Ray monitors the least palatable plant species – shrubs such as snowberry and sagebrush and various weeds including leafy spurge – to decide when to move his cattle to a new pasture. Cattle are allowed to move only after they eat most of the unpalatable species. Ray’s boom-bust management style reduces the competitive advantage unpalatable plants normally have over more palatable species.
It took Ray’s cows three years to adapt to boom-bust grazing, during which the weaning weights of calves plunged from over 500 pounds to 350 pounds, but then rebounded to over 500 pounds.
Today under boom-bust management, cattle eat unpalatable species like snowberry and sagebrush as soon as they enter a new pasture. The cows evidently have learned how to mix their diets in ways that better enable them to eat both palatable and unpalatable species. Eating palatable plants high in nutrients likely lessens the negative effects of toxins in unpalatable species.

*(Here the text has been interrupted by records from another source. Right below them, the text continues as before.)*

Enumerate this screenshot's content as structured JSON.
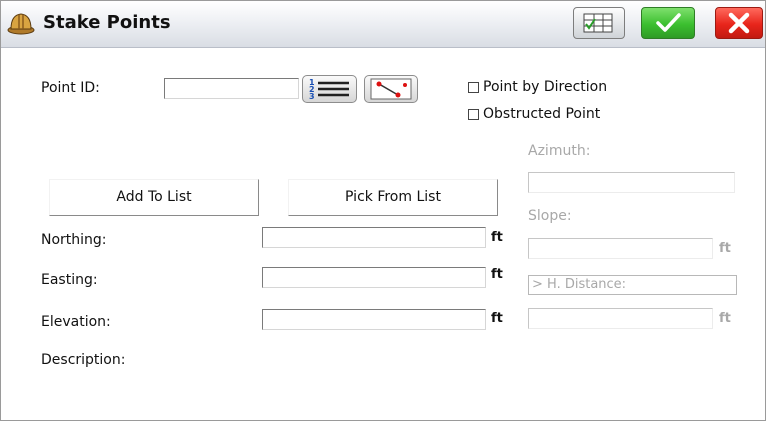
{
  "window": {
    "title": "Stake Points"
  },
  "titlebar": {
    "icons": [
      "hard-hat-icon",
      "point-list-icon",
      "checkmark-icon",
      "close-icon"
    ],
    "colors": {
      "ok": "#3bbf2f",
      "close": "#e8251b"
    }
  },
  "form": {
    "point_id": {
      "label": "Point ID:",
      "value": ""
    },
    "options": [
      {
        "label": "Point by Direction",
        "checked": false
      },
      {
        "label": "Obstructed Point",
        "checked": false
      }
    ],
    "add_to_list": "Add To List",
    "pick_from_list": "Pick From List",
    "northing": {
      "label": "Northing:",
      "value": "",
      "unit": "ft"
    },
    "easting": {
      "label": "Easting:",
      "value": "",
      "unit": "ft"
    },
    "elevation": {
      "label": "Elevation:",
      "value": "",
      "unit": "ft"
    },
    "description": {
      "label": "Description:"
    }
  },
  "direction": {
    "azimuth": {
      "label": "Azimuth:",
      "value": ""
    },
    "slope": {
      "label": "Slope:",
      "value": "",
      "unit": "ft"
    },
    "h_distance": {
      "label": "> H. Distance:",
      "value": "",
      "unit": "ft"
    }
  }
}
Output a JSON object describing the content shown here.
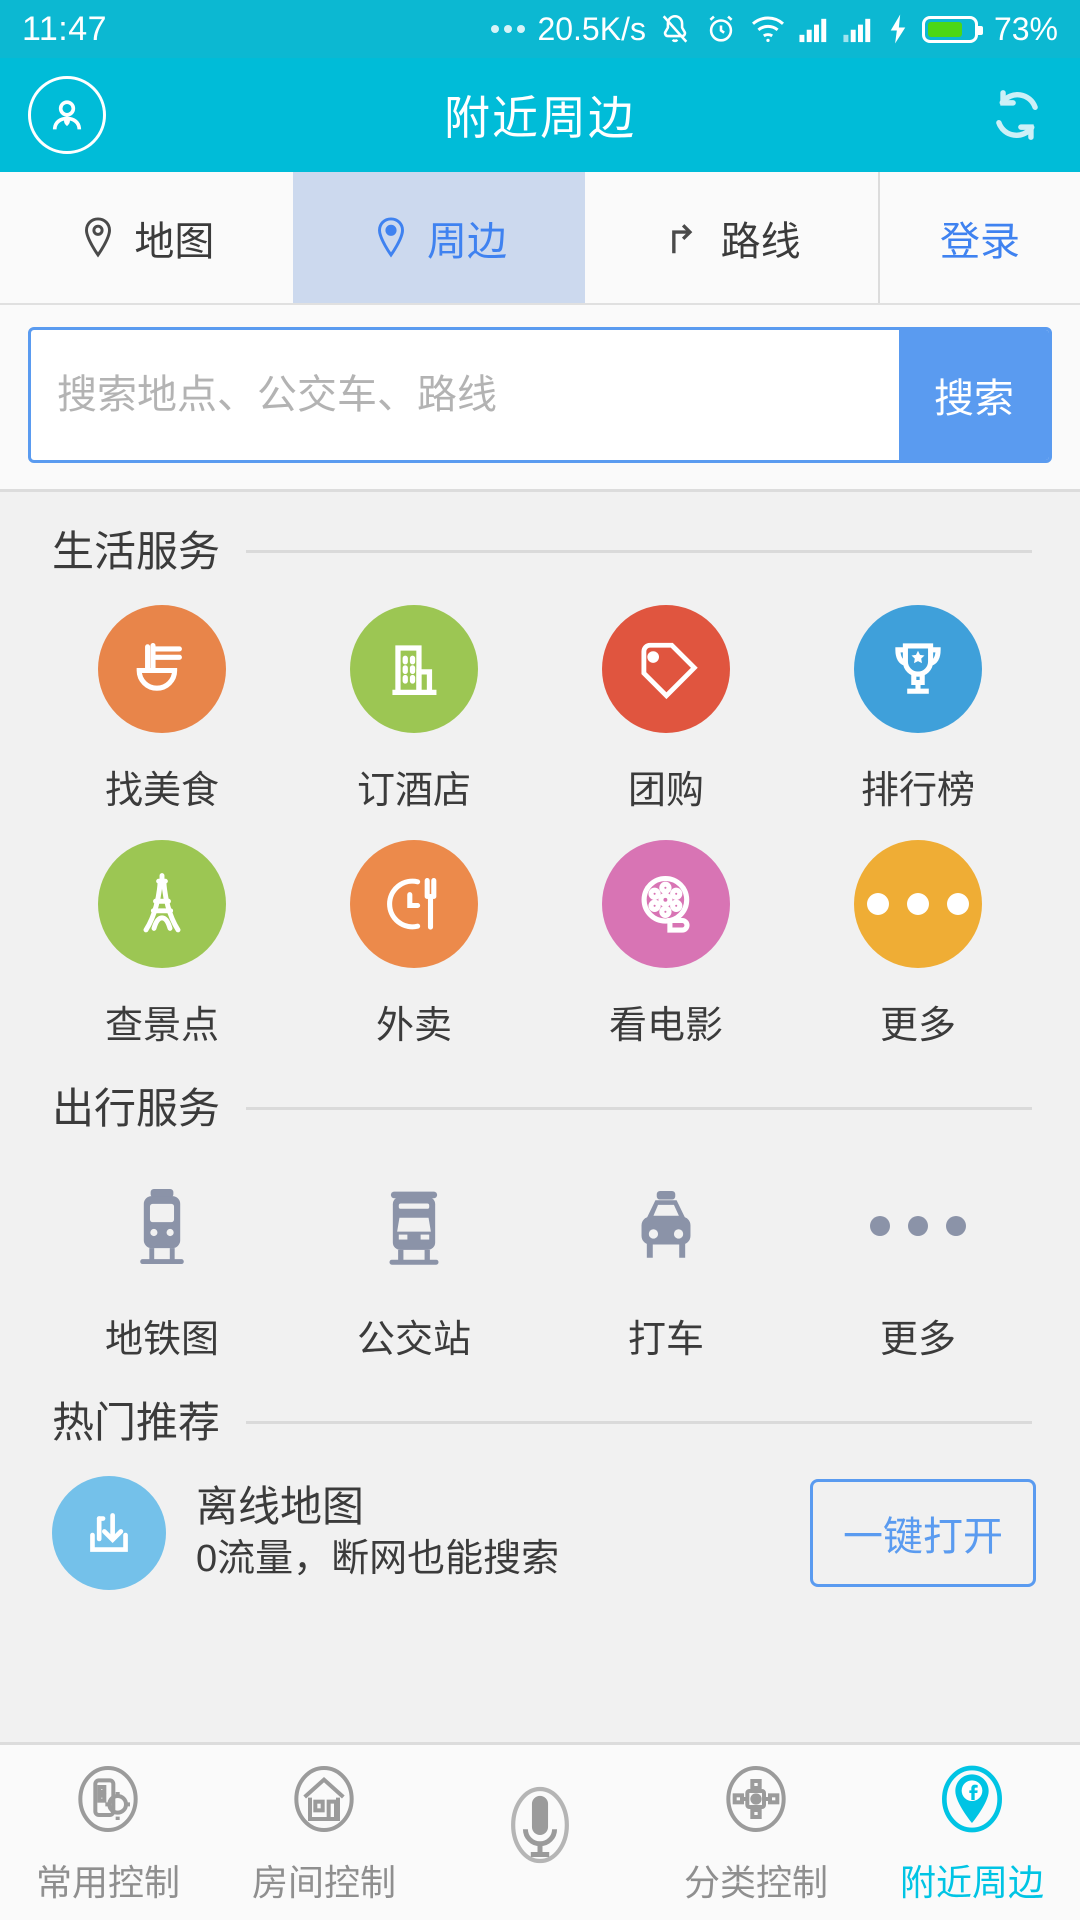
{
  "status_bar": {
    "time": "11:47",
    "network_speed": "20.5K/s",
    "battery_percent": "73%",
    "icons": [
      "more-dots-icon",
      "mute-bell-icon",
      "alarm-clock-icon",
      "wifi-icon",
      "signal-1-icon",
      "signal-2-icon",
      "charging-bolt-icon",
      "battery-icon"
    ]
  },
  "header": {
    "title": "附近周边",
    "avatar_icon": "user-avatar-icon",
    "refresh_icon": "refresh-icon"
  },
  "tabs": [
    {
      "label": "地图",
      "icon": "map-pin-icon",
      "active": false
    },
    {
      "label": "周边",
      "icon": "location-pin-icon",
      "active": true
    },
    {
      "label": "路线",
      "icon": "route-arrow-icon",
      "active": false
    },
    {
      "label": "登录",
      "icon": "",
      "active": false
    }
  ],
  "search": {
    "value": "",
    "placeholder": "搜索地点、公交车、路线",
    "button_label": "搜索"
  },
  "sections": [
    {
      "title": "生活服务",
      "rows": [
        [
          {
            "label": "找美食",
            "icon": "noodle-bowl-icon",
            "color": "#e8854a"
          },
          {
            "label": "订酒店",
            "icon": "hotel-building-icon",
            "color": "#9cc653"
          },
          {
            "label": "团购",
            "icon": "price-tag-icon",
            "color": "#e0553f"
          },
          {
            "label": "排行榜",
            "icon": "trophy-icon",
            "color": "#3fa0da"
          }
        ],
        [
          {
            "label": "查景点",
            "icon": "eiffel-tower-icon",
            "color": "#9cc653"
          },
          {
            "label": "外卖",
            "icon": "clock-fork-icon",
            "color": "#ec8a4b"
          },
          {
            "label": "看电影",
            "icon": "film-reel-icon",
            "color": "#d濾"
          },
          {
            "label": "更多",
            "icon": "more-dots-icon",
            "color": "#efad35"
          }
        ]
      ]
    },
    {
      "title": "出行服务",
      "rows": [
        [
          {
            "label": "地铁图",
            "icon": "subway-train-icon",
            "color": "#8b93a8"
          },
          {
            "label": "公交站",
            "icon": "bus-icon",
            "color": "#8b93a8"
          },
          {
            "label": "打车",
            "icon": "taxi-car-icon",
            "color": "#8b93a8"
          },
          {
            "label": "更多",
            "icon": "more-dots-icon",
            "color": "#8b93a8"
          }
        ]
      ]
    },
    {
      "title": "热门推荐",
      "rows": []
    }
  ],
  "promo": {
    "icon": "offline-download-icon",
    "title": "离线地图",
    "subtitle": "0流量，断网也能搜索",
    "button_label": "一键打开"
  },
  "bottom_nav": [
    {
      "label": "常用控制",
      "icon": "device-settings-icon",
      "active": false
    },
    {
      "label": "房间控制",
      "icon": "home-room-icon",
      "active": false
    },
    {
      "label": "",
      "icon": "microphone-icon",
      "active": false
    },
    {
      "label": "分类控制",
      "icon": "category-nodes-icon",
      "active": false
    },
    {
      "label": "附近周边",
      "icon": "location-f-pin-icon",
      "active": true
    }
  ],
  "colors": {
    "status_bar_bg": "#0cb8d2",
    "header_bg": "#00bcd8",
    "accent_blue": "#5a9bf0",
    "active_tab_bg": "#ccd9ee",
    "active_nav": "#00c4e4",
    "movie_pink": "#d874b4"
  }
}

Research assistant professor, Juan Villalba, graduate student, Ryan Shaw, and professor, Fred Provenza at Utah State University are conducting an ongoing project to determine: 1) if animals can learn to mix their diets to eat plant species high in toxins, 2) how nutrients influence ingestion of toxins and 3) ways to help animals learn to mix their diets to ease the transition from eating plants low in toxins to eating combinations of plants low and high in toxins.
Thus far, researchers at USU have conducted six studies on diet mixing. Listed below are the major findings of the research. Click here to read more details about each study.
- Sheep with experience eating toxins increases the likelihood that they will eat substantially more high-toxin foods both voluntarily and when forced than inexperienced sheep.
- Sheep prefer to eat different types of toxins depending on the nutritional composition of the diet.
- When foods contain terpenes lambs prefer foods with moderate amounts of protein (9-15%) and high levels of energy (3.5 Mcal/kg).
- Lambs preferred foods low in terpenes regardless of the amount of experience lambs had eating foods with terpenes unless the low-terpene food was lower in nutrients than the high terpene food.
- Lambs prefer diets with energy that is degraded slowly in the rumen when eating diets high in terpenes but prefer diets with energy that is degraded quickly when eating diets without terpenes.
- Managers can affect the likelihood that herbivores will eat unpalatable plants on rangelands by limiting alternative foods.
- Initial experience with toxins and the nutrient content of diets interact to affect preference for and intake of toxins.
In summary, animals can eat substantially more toxins than once believed. Furthermore, experience and context are important forces driving food preference and intake. Managers may be able to use context and experience as tools to influence the composition of plant communities and increase animal productivity.